Registration opens at 1730. Talk scheduled 1800-1930
About a decade ago, after Yves Peters had joined Typophile’s Type Identification Board, he noticed that there was a real demand from people who wanted to know which typefaces were used on film posters. This inspired him to start writing ScreenFonts, regular reviews of film posters with a focus on the typefaces used in them. Originally published on the FontShop BeNeLux blog Unzipped, ScreenFonts was ported to The FontFeed when Yves Peters became its editor-in-chief. It quickly became one of the most popular series on FontShop’s design and typography blog. Now it has found a new home on FontShop News.

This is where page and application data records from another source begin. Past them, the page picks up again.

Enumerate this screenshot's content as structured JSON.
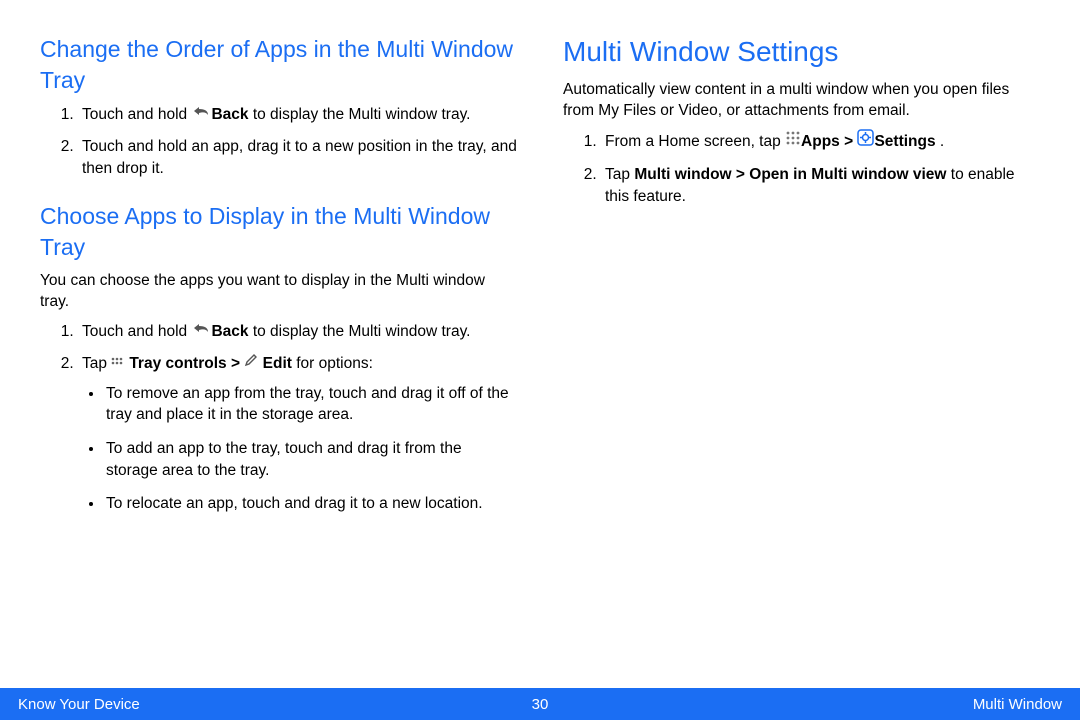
{
  "left": {
    "section1": {
      "heading": "Change the Order of Apps in the Multi Window Tray",
      "steps": {
        "s1a": "Touch and hold ",
        "s1b": "Back",
        "s1c": " to display the Multi window tray.",
        "s2": "Touch and hold an app, drag it to a new position in the tray, and then drop it."
      }
    },
    "section2": {
      "heading": "Choose Apps to Display in the Multi Window Tray",
      "intro": "You can choose the apps you want to display in the Multi window tray.",
      "steps": {
        "s1a": "Touch and hold ",
        "s1b": "Back",
        "s1c": " to display the Multi window tray.",
        "s2a": "Tap ",
        "s2b": "Tray controls > ",
        "s2c": " Edit",
        "s2d": " for options:",
        "bullets": {
          "b1": "To remove an app from the tray, touch and drag it off of the tray and place it in the storage area.",
          "b2": "To add an app to the tray, touch and drag it from the storage area to the tray.",
          "b3": "To relocate an app, touch and drag it to a new location."
        }
      }
    }
  },
  "right": {
    "heading": "Multi Window Settings",
    "intro": "Automatically view content in a multi window when you open files from My Files or Video, or attachments from email.",
    "steps": {
      "s1a": "From a Home screen, tap ",
      "s1b": "Apps > ",
      "s1c": "Settings",
      "s1d": " .",
      "s2a": "Tap ",
      "s2b": "Multi window > Open in Multi window view",
      "s2c": " to enable this feature."
    }
  },
  "footer": {
    "left": "Know Your Device",
    "page": "30",
    "right": "Multi Window"
  }
}
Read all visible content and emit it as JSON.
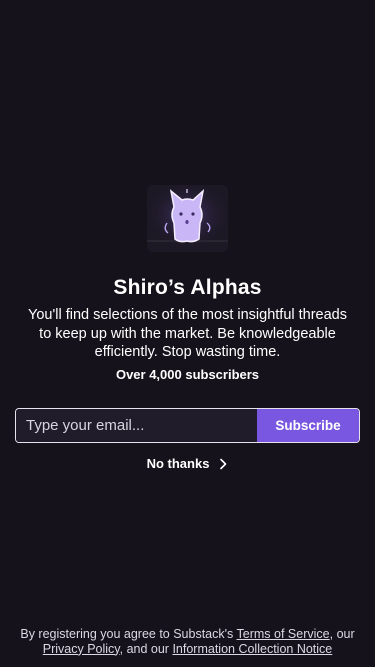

As Yves became more and more acquainted with the world of film posters through his review series, he started noticing things – picking up trends, and distinguishing specific (typo)graphic tricks. As he further explored the medium he discovered how film posters use their own visual shortcuts as a way to communicate more efficiently with the intended audience. This codified language is not limited to images and colour schemes, but is also applied to type styles that identify film genres.
However one typeface defies all categories – Trajan.
After hearing one too many times that Trajan was the “movie poster font” without any evidence to back up this claim, he went on an epic journey (pardon the pun) to investigate if Trajan truly was the most-used typeface in the history of cinema posters, and if indeed it helped films “win Oscars”. The story of his investigation will not only make you discover many hidden facets of typography, but most of all, as Yves says at the beginning of his presentation: “I will tell you very little that you don’t already know; you simply just don’t realise it yet.”
Yves Peters is a graphic designer / rock drummer / father of three who tries to be critical about typography without coming across as a snob. Former editor-in-chief of The FontFeed, he has found a new home on FontShop News. Yves writes about type and talks at conferences. His ability to identify most typefaces on sight is utterly useless in daily life.